### What you have to do
Report all lines below with the word "nguyentrantuquyen".

### Supplied records
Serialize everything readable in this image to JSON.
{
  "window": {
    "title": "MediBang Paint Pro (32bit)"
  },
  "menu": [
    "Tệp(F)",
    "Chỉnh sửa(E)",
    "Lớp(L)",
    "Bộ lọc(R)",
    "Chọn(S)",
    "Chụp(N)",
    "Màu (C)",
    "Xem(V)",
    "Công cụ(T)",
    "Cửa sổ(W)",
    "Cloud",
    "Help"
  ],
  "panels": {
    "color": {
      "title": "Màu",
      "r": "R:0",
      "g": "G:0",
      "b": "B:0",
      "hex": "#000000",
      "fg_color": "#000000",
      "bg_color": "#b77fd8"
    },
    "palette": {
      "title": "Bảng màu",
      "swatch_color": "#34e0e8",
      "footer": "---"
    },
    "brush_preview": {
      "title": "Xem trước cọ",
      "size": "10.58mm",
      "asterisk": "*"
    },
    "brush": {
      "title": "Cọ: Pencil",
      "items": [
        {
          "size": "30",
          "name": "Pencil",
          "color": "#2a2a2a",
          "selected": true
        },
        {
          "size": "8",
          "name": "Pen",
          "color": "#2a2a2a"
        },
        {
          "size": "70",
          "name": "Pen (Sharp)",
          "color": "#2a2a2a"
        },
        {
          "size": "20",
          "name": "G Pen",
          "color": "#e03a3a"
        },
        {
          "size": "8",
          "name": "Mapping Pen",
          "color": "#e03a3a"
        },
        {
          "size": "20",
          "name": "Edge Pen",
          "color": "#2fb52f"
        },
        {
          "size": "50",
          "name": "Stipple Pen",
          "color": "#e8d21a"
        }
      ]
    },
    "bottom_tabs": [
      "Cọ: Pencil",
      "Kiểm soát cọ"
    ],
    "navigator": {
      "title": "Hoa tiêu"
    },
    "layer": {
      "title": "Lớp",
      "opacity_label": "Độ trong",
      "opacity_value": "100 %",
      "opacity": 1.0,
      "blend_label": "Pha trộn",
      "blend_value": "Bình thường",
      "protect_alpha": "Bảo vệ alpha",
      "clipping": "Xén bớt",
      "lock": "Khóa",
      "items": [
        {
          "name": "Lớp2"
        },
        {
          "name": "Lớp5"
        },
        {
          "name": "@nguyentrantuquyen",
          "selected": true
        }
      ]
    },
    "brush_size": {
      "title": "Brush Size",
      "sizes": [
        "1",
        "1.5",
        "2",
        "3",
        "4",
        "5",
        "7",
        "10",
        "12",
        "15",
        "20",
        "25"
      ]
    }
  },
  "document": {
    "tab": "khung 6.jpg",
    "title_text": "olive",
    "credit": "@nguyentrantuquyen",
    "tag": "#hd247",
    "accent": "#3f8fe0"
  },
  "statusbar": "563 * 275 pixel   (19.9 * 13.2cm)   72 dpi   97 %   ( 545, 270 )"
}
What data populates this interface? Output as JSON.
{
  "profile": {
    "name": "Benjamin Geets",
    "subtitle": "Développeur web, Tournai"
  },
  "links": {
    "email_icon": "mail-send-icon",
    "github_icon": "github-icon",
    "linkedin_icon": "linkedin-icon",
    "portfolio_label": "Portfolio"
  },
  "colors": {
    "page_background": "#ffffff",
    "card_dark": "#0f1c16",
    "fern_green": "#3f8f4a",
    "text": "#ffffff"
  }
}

### Task answer
          "name": "@nguyentrantuquyen",
    "credit": "@nguyentrantuquyen",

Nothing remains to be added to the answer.